For many centuries sheep have been washed in the early summer, a few weeks before shearing, to clean the fleece of the dirt, grit and grease which inevitably build up over the winter months. It should not be confused with sheep dipping which is a more recent practice aimed at controlling parasitic infestation.
This is the hard way to wash a sheep, but then there is no easy method for sheep washing has always been extremely laborious and wet for both animal and man. The photograph above, taken in the 1940s, shows Charlie and Frank Allwood of Priory Farm in Thurgarton using a large tub and much elbow grease to wash their flock of 30 sheep. According to Brenda, Frank’s daughter, “it took them all morning and by the end they were exhausted, soaking wet and stank of sheep and disinfectant”.
Sheep washing on a larger scale usually involved driving the flock through a fenced off section of running water. Many parishes had a traditional site for sheep washing, most were on local rivers or pools but some villages used the mill pond or even a suitable stretch of a seaside beach. The men would spend hours waist high in cold water and each animal had to be totally immersed and scrubbed; not surprisingly sheep washing was not popular with the men although apparently much enjoyed by spectators who eagerly anticipated accidental dunkings or watery chases.
Many modifications were employed to keep the men relatively dry. Some used raised wooden walkways or stone parapets which enabled the men to control and wash the sheep below with long handled crooks and brushes.
An alternative approach was a central pulpit-like structure in the water in which a man could stand without getting soaked. This method was used in Epperstone, the parish west of Thurgarton. The photograph below, taken in the late 1940s, shows the remains of a wooden ‘pulpit’ in the centre of a stream immediately below a bridge. The pulpit could accommodate one man and was sufficiently tall and water tight to keep him dry as he washed the sheep which were driven past him through the stream. Thurgarton’s sheep wash was based on this model but was stone built and had a number of technical improvements.
Sheep wash bridge at Epperstone in 1940s
The Sheep wash bridge at Thurgarton
When we first moved to Thurgarton we were proudly informed that it possessed the second oldest sheepwash bridge in England; admittedly a modest boast but a safe one for who would bother to compete for such an honour. The bridge carries an old trackway over a small stream, the Thurgarton Beck or Dumble, a mile to the north of the village.

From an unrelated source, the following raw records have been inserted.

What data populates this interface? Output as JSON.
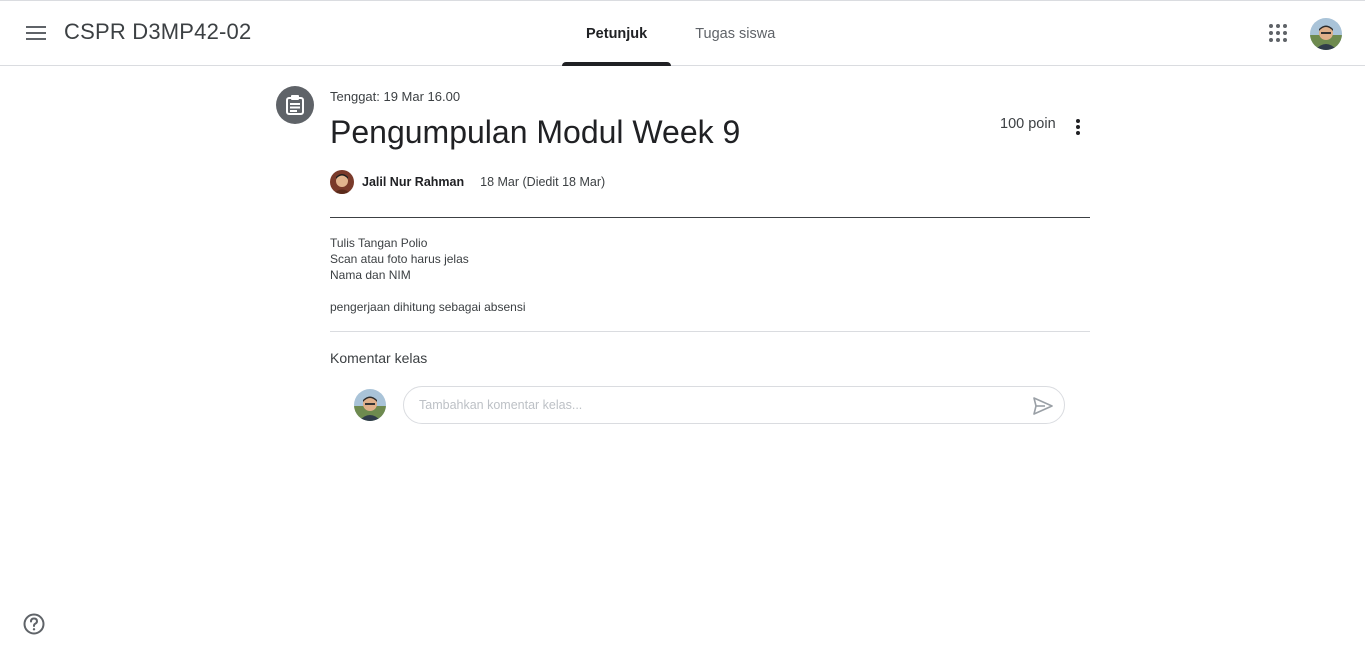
{
  "header": {
    "class_title": "CSPR D3MP42-02",
    "tabs": [
      {
        "label": "Petunjuk",
        "active": true
      },
      {
        "label": "Tugas siswa",
        "active": false
      }
    ]
  },
  "assignment": {
    "due": "Tenggat: 19 Mar 16.00",
    "title": "Pengumpulan Modul Week 9",
    "points": "100 poin",
    "author": "Jalil Nur Rahman",
    "date": "18 Mar (Diedit 18 Mar)",
    "instructions": [
      "Tulis Tangan Polio",
      "Scan atau foto harus jelas",
      "Nama dan NIM",
      "",
      "pengerjaan dihitung sebagai absensi"
    ]
  },
  "comments": {
    "title": "Komentar kelas",
    "placeholder": "Tambahkan komentar kelas..."
  },
  "icons": {
    "menu": "menu-icon",
    "apps": "apps-grid-icon",
    "assignment": "assignment-icon",
    "more": "more-vert-icon",
    "send": "send-icon",
    "help": "help-icon"
  },
  "colors": {
    "text_primary": "#202124",
    "text_secondary": "#3c4043",
    "icon_bg": "#5f6368",
    "divider": "#dadce0"
  }
}
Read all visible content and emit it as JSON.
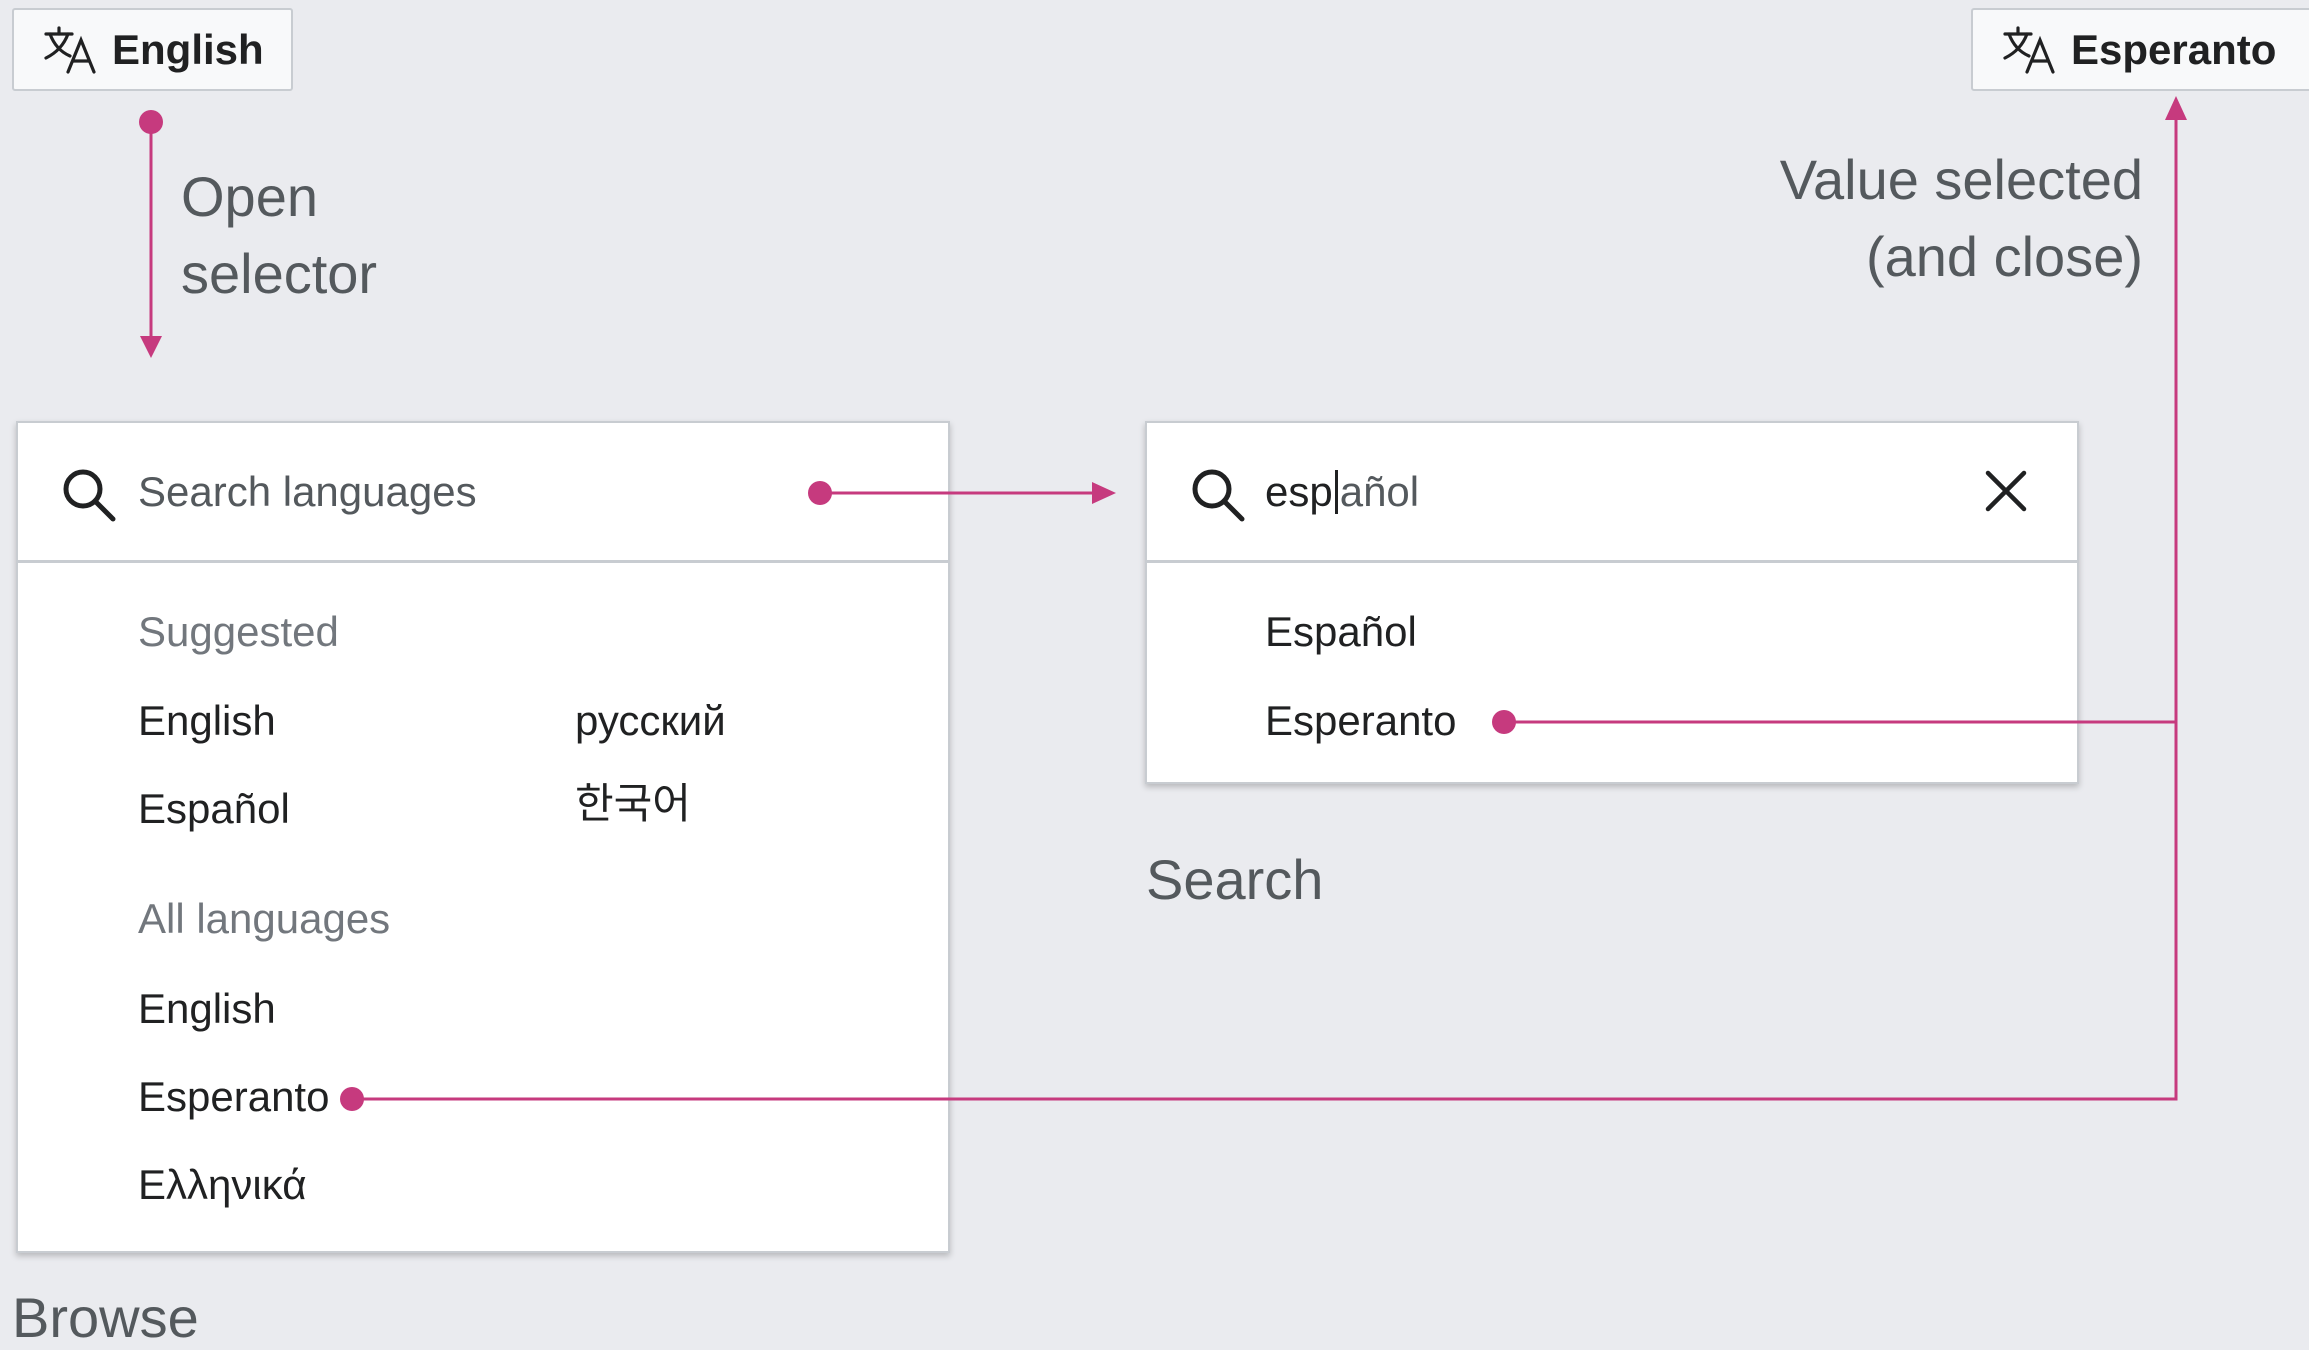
{
  "buttons": {
    "initial": {
      "label": "English",
      "icon": "translate-icon"
    },
    "final": {
      "label": "Esperanto",
      "icon": "translate-icon"
    }
  },
  "annotations": {
    "open_line1": "Open",
    "open_line2": "selector",
    "selected_line1": "Value selected",
    "selected_line2": "(and close)"
  },
  "browse": {
    "search_placeholder": "Search languages",
    "suggested_heading": "Suggested",
    "suggested": [
      "English",
      "русский",
      "Español",
      "한국어"
    ],
    "all_heading": "All languages",
    "all": [
      "English",
      "Esperanto",
      "Ελληνικά"
    ],
    "label": "Browse"
  },
  "search": {
    "query_typed": "esp",
    "query_rest": "añol",
    "results": [
      "Español",
      "Esperanto"
    ],
    "label": "Search"
  },
  "colors": {
    "accent": "#c63a7e",
    "background": "#eaebef",
    "panel_border": "#c8ccd1"
  }
}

In the mid 1940s the Boots Pure Drug Company purchased the Thurgarton Priory Estate for an agricultural research centre headed by Sir Jack Drummond He took a great interest in the history of the parish including the sheepwash and in May 1948 wrote the following letter to Country Life.
Sir Jack Drummond’s letter and photograph in Country Life, 21st May, 1948
(click on image to enlarge)
The local resident referred to in the letter was Bill Atkins a local farm labourer who remembered the sheepwash being used in his youth by farmers from the surrounding parishes of Halloughton, Gonalston and Lowdham.
So began an early exercise in industrial archaeology and restoration; the sheepwash was in a sorry state as witnessed by photographs taken before reconstruction.
The restored sheep wash bridge was completed by 1952 and was based on the plan below ( click on image to enlarge)
Restored sheep wash bridge showing basin , pulpit, steps and water spout 2008
Date of the sheep wash
Further evidence for the date of the sheepwash was uncovered in the pages of the Journal of the Royal Agricultural Society of England of 1875 (Vol 2 page 330) where a note from Mr Milward of Thurgarton reported that “spout-washing was established at Thurgarton at the end of the last century and in combination with a wooden T-like instrument to work the sheep’s back”.
The sheepwash was evidently in use in the late 18th century and from the archaeologists opinion recorded in Sir Jack’s letter may have originated in the mid-17th century.
So what of Thurgarton’s boast that it possesses the second oldest sheep wash bridge in England? Maybe we should be cautious but I see no reason to change our proud claim – unless someone out there knows better.
The sheep wash today
The bridge is beginning to deteriorate. The top half of the pulpit is missing and brambles and bushes are invading the basin but it remains one of the parish’s favourite features lying half way around a 3 mile circular walk from the village.
Thurgarton sheepwash bridge ( click on image to enlarge)
One can while away many minutes, sitting on the bridge, puzzling how the system worked in detail — Step 1 close sluice gate1 so forming a large pool upstream — Step 2 catch your sheep and pen them securely–Step 3 adjust both sluice gates to half fill basin and to control flow of water through spout –Step 4 drive 3-4 sheep into water and scrub – and so on —
— or you could just enjoy the scene.
Cheerio from Thurgarton the home of clean sheep